Brain researchers at ETH Zurich and other universities have shown for the first time that a region of the brain associated with empathy only activates very weakly in autistic people. This knowledge could help to develop new therapies for those affected by autism.
Professor Nicole Wenderoth and her senior scientist Joshua Balsters, both researchers at ETH, have used functional MRI images (fMRI) from autistic adolescents to discover unusual activity in a particular region of the brain, the anterior cingulate cortex (ACC).
The researchers were aware that activity in this part of the brain is coupled with the “theory of mind”, which makes it possible for most people to understand others because they can imagine themselves in their place. Empathy, the emotional counterpart to the “theory of mind”, is also based in this region of the brain.
The researchers were able to detect the unusually weak neural activity in this part of the brain when the autistic subjects observed how a third person was either positively or negatively surprised. In the control subjects without autism, neural activity showed a marked response.
“People don’t like surprises,” says Wenderoth, Professor for Neural Control of Movement at ETH Zurich, “which is why, through environmental stimulus, the brain continually develops models of what is going on in the minds of others.”
This ability is enormously important for social interactions. “People with autism, however, cannot update the model in their head in such cases because the response in the cingulate cortex is too weak,” says Wenderoth.
In order to see into the heads of the study participants – 16 autistic and 20 typically developed adolescents without autism – they were placed into an MRI scanner, where they observed a game they had previously played themselves.
The game involved guessing which of two doors had a reward behind it. If the player opened the right door, it turned green and they received a euro as a prize; if they guessed wrongly, the door turned red and had nothing behind it.
This rule applied during the majority of the game, but sometimes – at random intervals – the computer swapped the colours; the red door led unexpectedly to a prize, while the green door revealed nothing. After each round, the researchers asked the subjects if they had expected the prize or nothing.
Their findings showed that if autistic subjects played the game themselves, they had no problems answering whether receiving the prize or nothing was surprising or expected. When they watched another person playing the game, however, they found it much more difficult than the non-autistic subjects to classify the result of a round as a surprise.
After an unexpected result – e.g. if the selected door turned green but there was no prize behind it – there was a clear neural response in the ACC of the non-autistic participants of the control group, but there was much less activity in the autistic adolescents.
“The results of our study suggest that the anterior cingulate cortex reacts atypically to the deviation between expectation and actual events in people with autism. Their neuronal activity only shows a slight change during situations in which other people experience something unexpected,” says ETH senior scientist Balsters, who designed the experiment and conducted it with participants in Ireland. “This made it clear to us that the social deficit of autism sufferers is associated with this abnormal activity in the ACC.”

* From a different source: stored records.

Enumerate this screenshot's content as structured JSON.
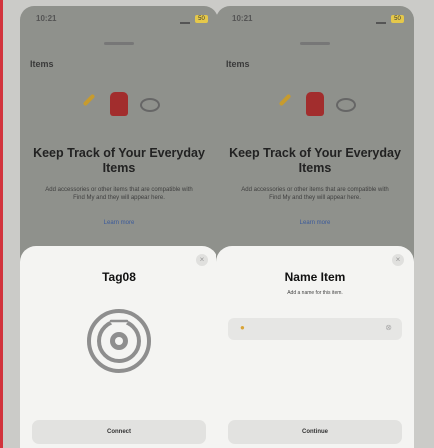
{
  "left_phone": {
    "time": "10:21",
    "battery": "50",
    "nav_title": "Items",
    "headline": "Keep Track of Your Everyday Items",
    "description": "Add accessories or other items that are compatible with Find My and they will appear here.",
    "learn_more": "Learn more",
    "sheet": {
      "title": "Tag08",
      "close": "×",
      "button_label": "Connect"
    }
  },
  "right_phone": {
    "time": "10:21",
    "battery": "50",
    "nav_title": "Items",
    "headline": "Keep Track of Your Everyday Items",
    "description": "Add accessories or other items that are compatible with Find My and they will appear here.",
    "learn_more": "Learn more",
    "sheet": {
      "title": "Name Item",
      "subtitle": "Add a name for this item.",
      "field_emoji": "●",
      "field_clear": "⊗",
      "close": "×",
      "button_label": "Continue"
    }
  },
  "colors": {
    "outer_bg": "#cbcbc8",
    "dim_bg": "#8f918c",
    "sheet_bg": "#f4f4f2",
    "accent_red": "#d2333c"
  }
}
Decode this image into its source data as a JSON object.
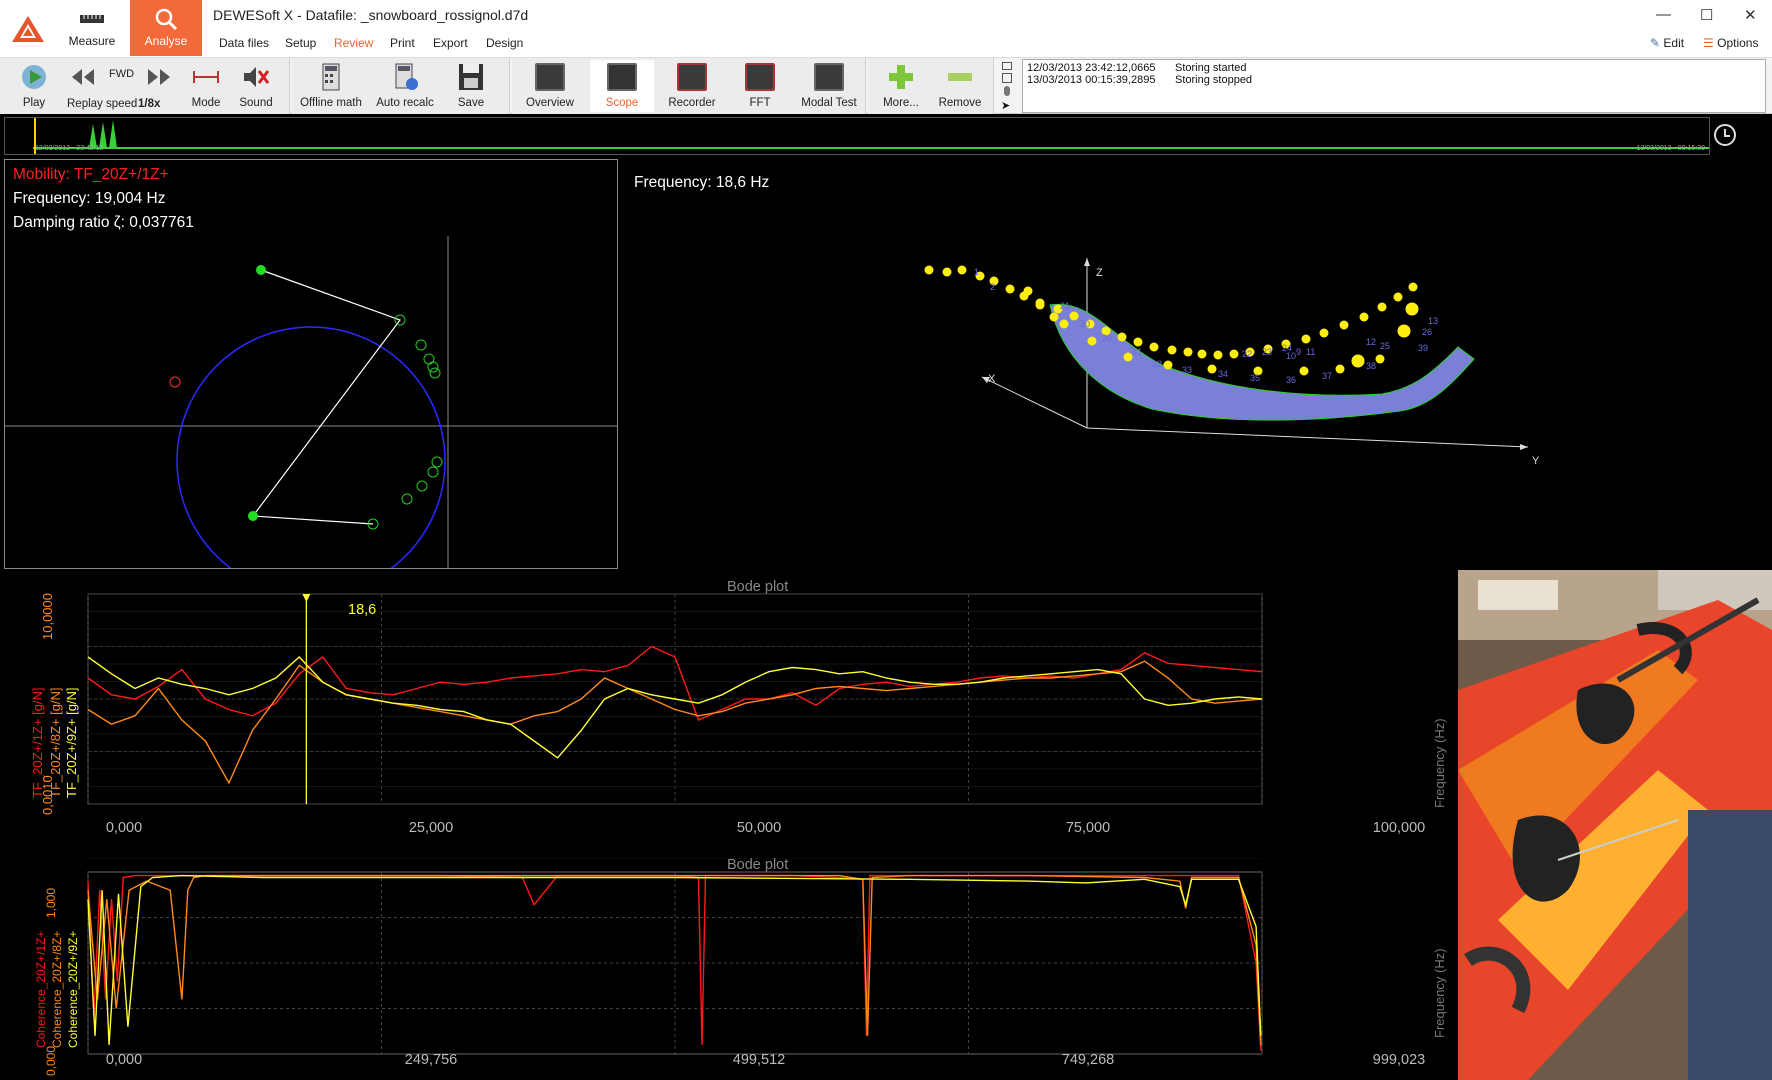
{
  "app": {
    "title": "DEWESoft X - Datafile: _snowboard_rossignol.d7d",
    "measure_label": "Measure",
    "analyse_label": "Analyse",
    "menus": [
      "Data files",
      "Setup",
      "Review",
      "Print",
      "Export",
      "Design"
    ],
    "active_menu": "Review",
    "edit_label": "Edit",
    "options_label": "Options"
  },
  "toolbar": {
    "play": "Play",
    "fwd": "FWD",
    "replay_speed": "Replay speed",
    "speed_value": "1/8x",
    "mode": "Mode",
    "sound": "Sound",
    "offline_math": "Offline math",
    "auto_recalc": "Auto recalc",
    "save": "Save",
    "overview": "Overview",
    "scope": "Scope",
    "recorder": "Recorder",
    "fft": "FFT",
    "modal_test": "Modal Test",
    "more": "More...",
    "remove": "Remove"
  },
  "log": [
    {
      "time": "12/03/2013 23:42:12,0665",
      "event": "Storing started"
    },
    {
      "time": "13/03/2013 00:15:39,2895",
      "event": "Storing stopped"
    }
  ],
  "timeline": {
    "start": "12/03/2013 - 23:42:12",
    "end": "13/03/2013 - 00:15:39"
  },
  "nyquist": {
    "mobility": "Mobility: TF_20Z+/1Z+",
    "frequency": "Frequency: 19,004 Hz",
    "damping": "Damping ratio ζ: 0,037761"
  },
  "mode_shape": {
    "frequency": "Frequency: 18,6 Hz",
    "axis_x": "X",
    "axis_y": "Y",
    "axis_z": "Z",
    "node_labels": [
      "1",
      "2",
      "13",
      "26",
      "39",
      "10",
      "11",
      "12",
      "25",
      "38",
      "37",
      "36",
      "35",
      "34",
      "33",
      "32",
      "31",
      "30",
      "20",
      "21",
      "22",
      "23",
      "24",
      "9"
    ]
  },
  "chart_data": [
    {
      "type": "line",
      "title": "Bode plot",
      "cursor": "18,6",
      "x_ticks": [
        "0,000",
        "25,000",
        "50,000",
        "75,000",
        "100,000"
      ],
      "xlim": [
        0,
        100
      ],
      "ylabel_right": "Frequency (Hz)",
      "y_titles": [
        "TF_20Z+/9Z+ [g/N]",
        "TF_20Z+/8Z+ [g/N]",
        "TF_20Z+/1Z+ [g/N]"
      ],
      "y_ticks_left": [
        "0,0010",
        "10,0000"
      ],
      "series": [
        {
          "name": "TF_20Z+/1Z+",
          "color": "#ff1a1a",
          "x": [
            0,
            2,
            4,
            6,
            8,
            10,
            12,
            14,
            16,
            18,
            20,
            22,
            24,
            26,
            28,
            30,
            32,
            34,
            36,
            38,
            40,
            42,
            44,
            46,
            48,
            50,
            52,
            54,
            56,
            58,
            60,
            62,
            64,
            66,
            68,
            70,
            72,
            74,
            76,
            78,
            80,
            82,
            84,
            86,
            88,
            90,
            92,
            94,
            96,
            98,
            100
          ],
          "y": [
            0.6,
            0.52,
            0.5,
            0.56,
            0.64,
            0.5,
            0.45,
            0.42,
            0.48,
            0.62,
            0.7,
            0.55,
            0.53,
            0.52,
            0.55,
            0.58,
            0.57,
            0.58,
            0.6,
            0.61,
            0.62,
            0.64,
            0.63,
            0.66,
            0.75,
            0.7,
            0.4,
            0.45,
            0.5,
            0.5,
            0.53,
            0.47,
            0.55,
            0.57,
            0.58,
            0.56,
            0.57,
            0.58,
            0.6,
            0.61,
            0.6,
            0.61,
            0.6,
            0.62,
            0.64,
            0.72,
            0.67,
            0.66,
            0.65,
            0.64,
            0.63
          ]
        },
        {
          "name": "TF_20Z+/8Z+",
          "color": "#ff8a1a",
          "x": [
            0,
            2,
            4,
            6,
            8,
            10,
            12,
            14,
            16,
            18,
            20,
            22,
            24,
            26,
            28,
            30,
            32,
            34,
            36,
            38,
            40,
            42,
            44,
            46,
            48,
            50,
            52,
            54,
            56,
            58,
            60,
            62,
            64,
            66,
            68,
            70,
            72,
            74,
            76,
            78,
            80,
            82,
            84,
            86,
            88,
            90,
            92,
            94,
            96,
            98,
            100
          ],
          "y": [
            0.45,
            0.38,
            0.42,
            0.55,
            0.4,
            0.3,
            0.1,
            0.35,
            0.5,
            0.66,
            0.58,
            0.52,
            0.5,
            0.48,
            0.46,
            0.44,
            0.42,
            0.4,
            0.38,
            0.42,
            0.44,
            0.5,
            0.6,
            0.55,
            0.5,
            0.45,
            0.42,
            0.44,
            0.48,
            0.5,
            0.52,
            0.55,
            0.56,
            0.55,
            0.54,
            0.55,
            0.56,
            0.57,
            0.58,
            0.59,
            0.6,
            0.6,
            0.61,
            0.62,
            0.63,
            0.68,
            0.6,
            0.5,
            0.48,
            0.49,
            0.5
          ]
        },
        {
          "name": "TF_20Z+/9Z+",
          "color": "#ffff30",
          "x": [
            0,
            2,
            4,
            6,
            8,
            10,
            12,
            14,
            16,
            18,
            20,
            22,
            24,
            26,
            28,
            30,
            32,
            34,
            36,
            38,
            40,
            42,
            44,
            46,
            48,
            50,
            52,
            54,
            56,
            58,
            60,
            62,
            64,
            66,
            68,
            70,
            72,
            74,
            76,
            78,
            80,
            82,
            84,
            86,
            88,
            90,
            92,
            94,
            96,
            98,
            100
          ],
          "y": [
            0.7,
            0.62,
            0.55,
            0.6,
            0.57,
            0.55,
            0.52,
            0.55,
            0.6,
            0.7,
            0.58,
            0.52,
            0.5,
            0.48,
            0.47,
            0.45,
            0.44,
            0.4,
            0.38,
            0.3,
            0.22,
            0.35,
            0.5,
            0.55,
            0.52,
            0.5,
            0.48,
            0.52,
            0.58,
            0.63,
            0.65,
            0.64,
            0.62,
            0.63,
            0.6,
            0.58,
            0.57,
            0.57,
            0.58,
            0.6,
            0.61,
            0.62,
            0.63,
            0.64,
            0.62,
            0.5,
            0.47,
            0.48,
            0.5,
            0.51,
            0.5
          ]
        }
      ]
    },
    {
      "type": "line",
      "title": "Bode plot",
      "x_ticks": [
        "0,000",
        "249,756",
        "499,512",
        "749,268",
        "999,023"
      ],
      "xlim": [
        0,
        1000
      ],
      "ylabel_right": "Frequency (Hz)",
      "y_titles": [
        "Coherence_20Z+/1Z+",
        "Coherence_20Z+/8Z+",
        "Coherence_20Z+/9Z+"
      ],
      "y_ticks_left": [
        "0,000",
        "1,000"
      ],
      "series": [
        {
          "name": "Coherence_20Z+/1Z+",
          "color": "#ff1a1a",
          "x": [
            0,
            5,
            10,
            15,
            20,
            25,
            30,
            40,
            60,
            100,
            200,
            300,
            370,
            380,
            400,
            450,
            500,
            520,
            523,
            526,
            560,
            600,
            640,
            660,
            663,
            666,
            700,
            800,
            900,
            950,
            980,
            995,
            999
          ],
          "y": [
            0.95,
            0.2,
            0.9,
            0.3,
            0.85,
            0.4,
            0.97,
            0.98,
            0.98,
            0.98,
            0.98,
            0.98,
            0.97,
            0.82,
            0.98,
            0.98,
            0.98,
            0.97,
            0.05,
            0.98,
            0.98,
            0.98,
            0.97,
            0.96,
            0.1,
            0.98,
            0.98,
            0.98,
            0.98,
            0.98,
            0.98,
            0.5,
            0.02
          ]
        },
        {
          "name": "Coherence_20Z+/8Z+",
          "color": "#ff8a1a",
          "x": [
            0,
            8,
            16,
            24,
            35,
            50,
            70,
            80,
            85,
            90,
            100,
            150,
            300,
            500,
            640,
            660,
            664,
            668,
            700,
            800,
            900,
            930,
            935,
            940,
            980,
            995,
            999
          ],
          "y": [
            0.9,
            0.3,
            0.85,
            0.25,
            0.9,
            0.95,
            0.9,
            0.3,
            0.9,
            0.97,
            0.98,
            0.98,
            0.98,
            0.98,
            0.98,
            0.96,
            0.1,
            0.97,
            0.98,
            0.98,
            0.97,
            0.95,
            0.8,
            0.97,
            0.97,
            0.6,
            0.05
          ]
        },
        {
          "name": "Coherence_20Z+/9Z+",
          "color": "#ffff30",
          "x": [
            0,
            6,
            12,
            18,
            26,
            34,
            45,
            55,
            80,
            150,
            300,
            500,
            700,
            800,
            850,
            900,
            930,
            935,
            940,
            980,
            995,
            999
          ],
          "y": [
            0.85,
            0.1,
            0.9,
            0.05,
            0.88,
            0.15,
            0.92,
            0.97,
            0.98,
            0.97,
            0.97,
            0.97,
            0.96,
            0.95,
            0.94,
            0.96,
            0.92,
            0.82,
            0.96,
            0.96,
            0.7,
            0.1
          ]
        }
      ]
    }
  ]
}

The new findings could help to improve behavioural therapies for individuals with autism disorders, such as when teaching affected individuals how to behave. “It’s often unclear whether autistic people can’t do something or are simply not motivated to do it,” says Balsters.
He thinks that it may prove promising to offer a specific reward to those affected in order to train their social behaviour. “The brain is sufficiently plastic when we carry out the therapy properly,” he says.